Platform for computer modeling of collective control

LLMs could provide a platform for modeling collective control.

In a project presented at the same workshop at a major AI conference called ICLR, a group from MIT and Google got OpenAI’s ChatGPT and Google’s Bard to work together by discussing and debating problems. They found that the duo were more likely to converge on a correct solution to problems together than when the bots worked solo. Another recent paper from researchers at UC Berkeley and the University of Michigan showed that having one AI agent review and critique the work of another could allow the supervising bot to upgrade the other agent's code, improving its ability to use a computer's web browser.  

Teams of LLMs can also be prompted to behave in surprisingly humanlike ways. A group from Google, Zhejiang University in China, and the National University of Singapore, found that assigning AI agents distinct personality traits, such as “easy-going” or “overconfident,” can fine-tune their collaborative performance, either positively or negatively.

And a recent article in The Economist rounds up several multi-agent projects, including one commissioned by the Pentagon’s Defense Advanced Research Projects Agency. In that experiment, a team of AI agents was tasked with searching for bombs hidden within a labyrinth of virtual rooms. While the multi-AI team was better at finding the imaginary bombs than a lone agent, the researchers also found that the group spontaneously developed an internal hierarchy. One agent ended up bossing the others around as they went about their mission.

AI collaboration.pdf (1.1 MB)

Existing PCT methodology can determine whether or not the agents are controlling. It may also be possible to identify control loop structures within the LLMs, something that we currently can do with living control systems only in very limited ways at low levels. OpenAI recently released a research paper showing how to reverse-engineer internal structures of the LLM.
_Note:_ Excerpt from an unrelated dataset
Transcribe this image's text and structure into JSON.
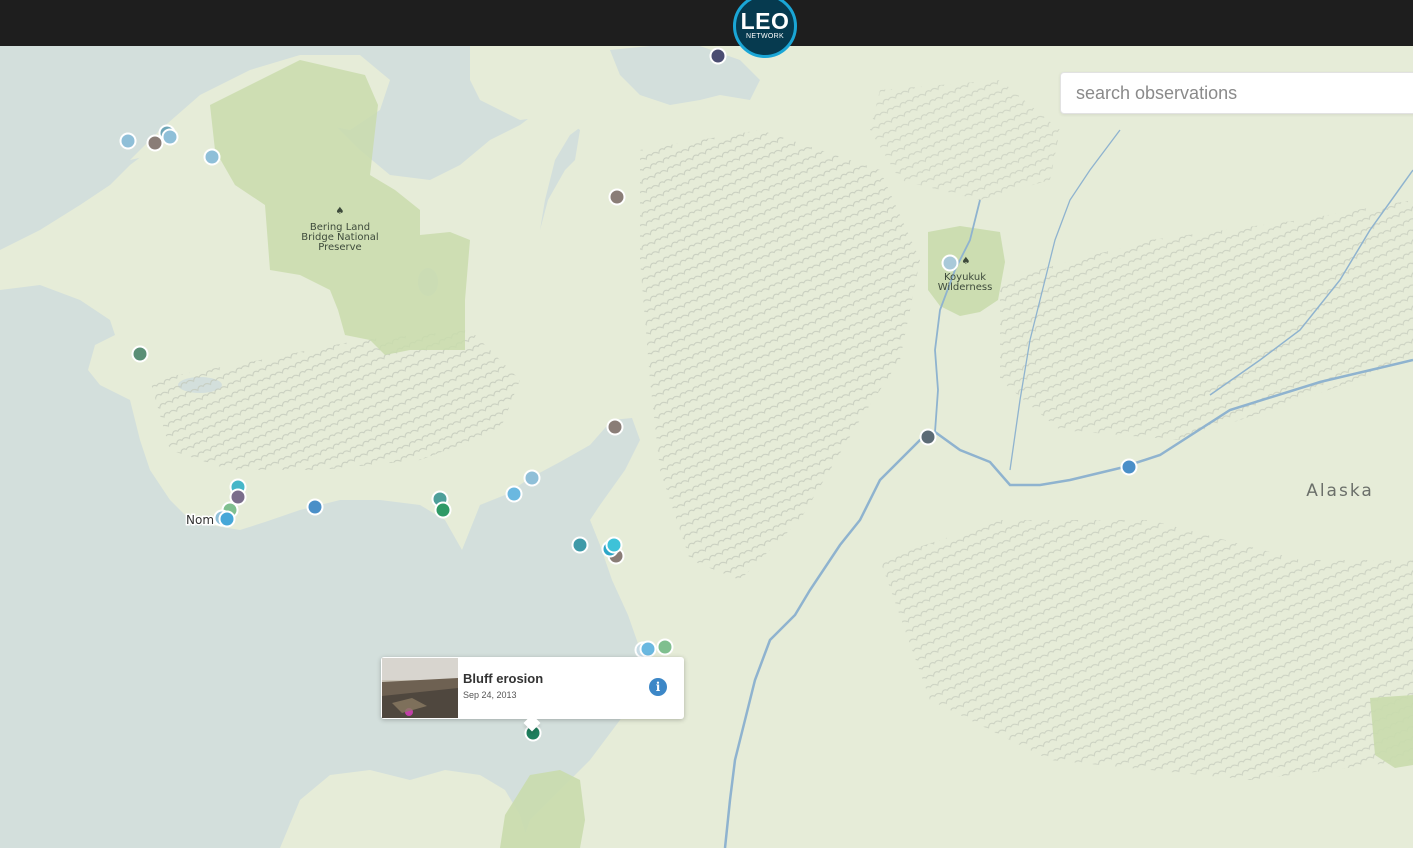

The paper on reverse-engineering AI agents:
Scaling and evaluating sparse autoencoders